On Tuesday, Senate Majority Leader Mitch McConnell (R-KY) objected to Sen. Bernie Sanders (D-VT) call for the $2,000 relief check bill to be passed via unanimous consent. Sanders threatened to delay the override of President Trump’s defense bill veto until New Year's if McConnell resists. Keeping the senators at work through the holidays could put a dent in the campaign plans of Republican Sens. Kelly Loeffler and David Perdue, both fighting for re-election and the continuing GOP control of the Senate.
"Let me be clear: If Senator McConnell doesn't agree to an up or down vote to provide the working people of our country a $2,000 direct payment, Congress will not be going home for New Year's Eve," Sanders said on Monday. "Let's do our job."
This week on the Senate floor Mitch McConnell wants to vote to override Trump's veto of the $740 billion defense funding bill and then head home for the New Year.— Bernie Sanders (@BernieSanders) December 28, 2020
I'm going to object until we get a vote on legislation to provide a $2,000 direct payment to the working class.
But as soon as Sanders made the call on the Senate floor on Tuesday, McConnell objected.
President Trump signed the second COVID relief package last week, yet told Congress he wants to see an edited version that increases the $600 stimulus payments to $2,000 and gets rid of unnecessary spending. The House voted to increase the stimulus by a vote of 275-134 on Monday. But McConnell has not indicated that he'll schedule a vote on the amended amount.
Several conservative lawmakers have objected to the second COVID relief bill.

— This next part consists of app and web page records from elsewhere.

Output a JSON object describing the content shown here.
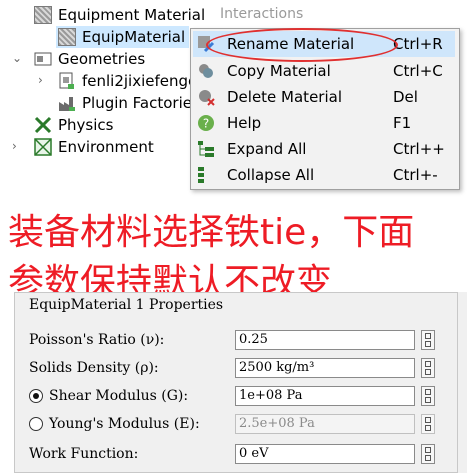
{
  "tree": {
    "ghost_tab": "Interactions",
    "items": [
      {
        "label": "Equipment Material"
      },
      {
        "label": "EquipMaterial"
      },
      {
        "label": "Geometries"
      },
      {
        "label": "fenli2jixiefengc"
      },
      {
        "label": "Plugin Factories"
      },
      {
        "label": "Physics"
      },
      {
        "label": "Environment"
      }
    ]
  },
  "context_menu": {
    "items": [
      {
        "label": "Rename Material",
        "shortcut": "Ctrl+R",
        "icon": "rename-icon"
      },
      {
        "label": "Copy Material",
        "shortcut": "Ctrl+C",
        "icon": "copy-icon"
      },
      {
        "label": "Delete Material",
        "shortcut": "Del",
        "icon": "delete-icon"
      },
      {
        "label": "Help",
        "shortcut": "F1",
        "icon": "help-icon"
      },
      {
        "label": "Expand All",
        "shortcut": "Ctrl++",
        "icon": "expand-icon"
      },
      {
        "label": "Collapse All",
        "shortcut": "Ctrl+-",
        "icon": "collapse-icon"
      }
    ]
  },
  "annotation": {
    "line1": "装备材料选择铁tie，下面",
    "line2": "参数保持默认不改变"
  },
  "properties": {
    "title": "EquipMaterial 1 Properties",
    "rows": [
      {
        "label": "Poisson's Ratio (ν):",
        "value": "0.25"
      },
      {
        "label": "Solids Density (ρ):",
        "value": "2500 kg/m³"
      },
      {
        "label": "Shear Modulus (G):",
        "value": "1e+08 Pa"
      },
      {
        "label": "Young's Modulus (E):",
        "value": "2.5e+08 Pa"
      },
      {
        "label": "Work Function:",
        "value": "0 eV"
      }
    ]
  },
  "colors": {
    "annotation": "#ee1c25",
    "highlight_ring": "#e03030",
    "selection": "#cde8ff"
  }
}
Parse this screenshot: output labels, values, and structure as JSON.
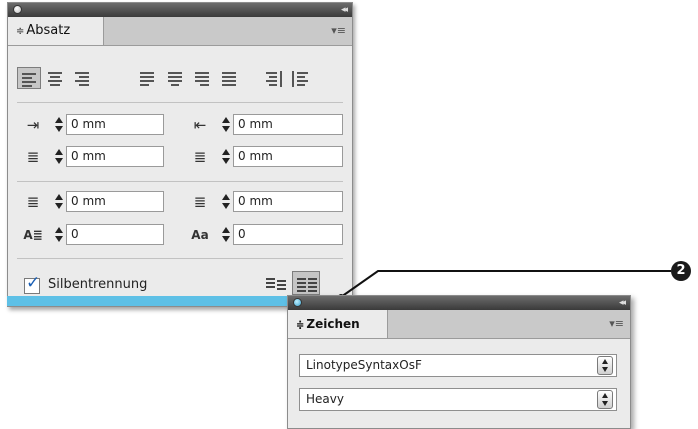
{
  "absatz_panel": {
    "tab_arrows": "≑",
    "tab_label": "Absatz",
    "menu_glyph": "▾≡",
    "collapse_glyph": "◂◂",
    "fields": [
      {
        "value": "0 mm",
        "icon": "left-indent-icon"
      },
      {
        "value": "0 mm",
        "icon": "right-indent-icon"
      },
      {
        "value": "0 mm",
        "icon": "first-line-indent-icon"
      },
      {
        "value": "0 mm",
        "icon": "last-line-indent-icon"
      },
      {
        "value": "0 mm",
        "icon": "space-before-icon"
      },
      {
        "value": "0 mm",
        "icon": "space-after-icon"
      },
      {
        "value": "0",
        "icon": "drop-cap-lines-icon"
      },
      {
        "value": "0",
        "icon": "drop-cap-characters-icon"
      }
    ],
    "hyphenation_label": "Silbentrennung",
    "hyphenation_checked": true
  },
  "zeichen_panel": {
    "tab_arrows": "≑",
    "tab_label": "Zeichen",
    "menu_glyph": "▾≡",
    "collapse_glyph": "◂◂",
    "font_family": "LinotypeSyntaxOsF",
    "font_style": "Heavy"
  },
  "callout": {
    "number": "2"
  },
  "colors": {
    "panel_bg": "#ebebeb",
    "titlebar": "#4a4a4a",
    "accent_bar": "#5ec0e6",
    "checkbox_check": "#1a5fb4"
  }
}
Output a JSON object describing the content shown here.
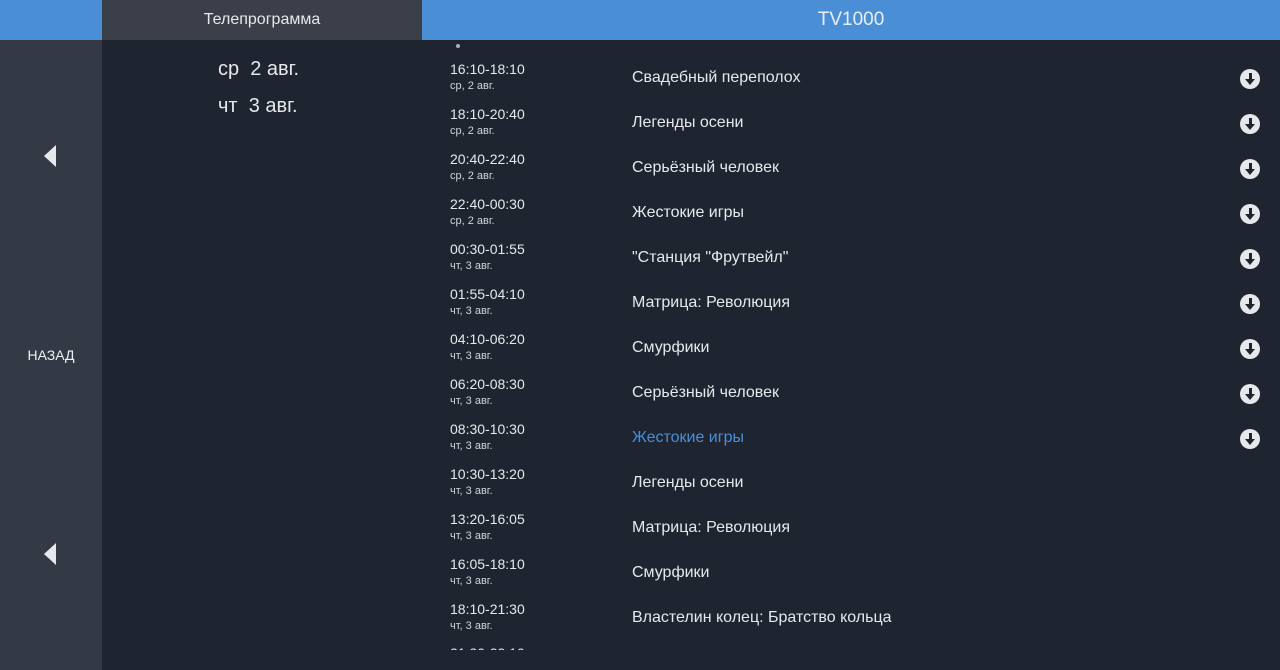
{
  "header": {
    "tab_program": "Телепрограмма",
    "channel": "TV1000"
  },
  "rail": {
    "back_label": "НАЗАД"
  },
  "dates": [
    "ср  2 авг.",
    "чт  3 авг."
  ],
  "schedule": [
    {
      "time": "16:10-18:10",
      "date": "ср, 2 авг.",
      "title": "Свадебный переполох",
      "download": true
    },
    {
      "time": "18:10-20:40",
      "date": "ср, 2 авг.",
      "title": "Легенды осени",
      "download": true
    },
    {
      "time": "20:40-22:40",
      "date": "ср, 2 авг.",
      "title": "Серьёзный человек",
      "download": true
    },
    {
      "time": "22:40-00:30",
      "date": "ср, 2 авг.",
      "title": "Жестокие игры",
      "download": true
    },
    {
      "time": "00:30-01:55",
      "date": "чт, 3 авг.",
      "title": "\"Станция \"Фрутвейл\"",
      "download": true
    },
    {
      "time": "01:55-04:10",
      "date": "чт, 3 авг.",
      "title": "Матрица: Революция",
      "download": true
    },
    {
      "time": "04:10-06:20",
      "date": "чт, 3 авг.",
      "title": "Смурфики",
      "download": true
    },
    {
      "time": "06:20-08:30",
      "date": "чт, 3 авг.",
      "title": "Серьёзный человек",
      "download": true
    },
    {
      "time": "08:30-10:30",
      "date": "чт, 3 авг.",
      "title": "Жестокие игры",
      "download": true,
      "current": true
    },
    {
      "time": "10:30-13:20",
      "date": "чт, 3 авг.",
      "title": "Легенды осени",
      "download": false
    },
    {
      "time": "13:20-16:05",
      "date": "чт, 3 авг.",
      "title": "Матрица: Революция",
      "download": false
    },
    {
      "time": "16:05-18:10",
      "date": "чт, 3 авг.",
      "title": "Смурфики",
      "download": false
    },
    {
      "time": "18:10-21:30",
      "date": "чт, 3 авг.",
      "title": "Властелин колец: Братство кольца",
      "download": false
    }
  ],
  "colors": {
    "accent": "#4a8fd6",
    "background": "#1f2530",
    "rail": "#343a45",
    "tab": "#3a3f4a"
  },
  "icons": {
    "rail_arrow": "chevron-left-icon",
    "row_action": "download-circle-icon"
  }
}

Freedom Caucus member Rep. Chip Roy (R-TX), for instance, called it an "irresponsible swamp bill."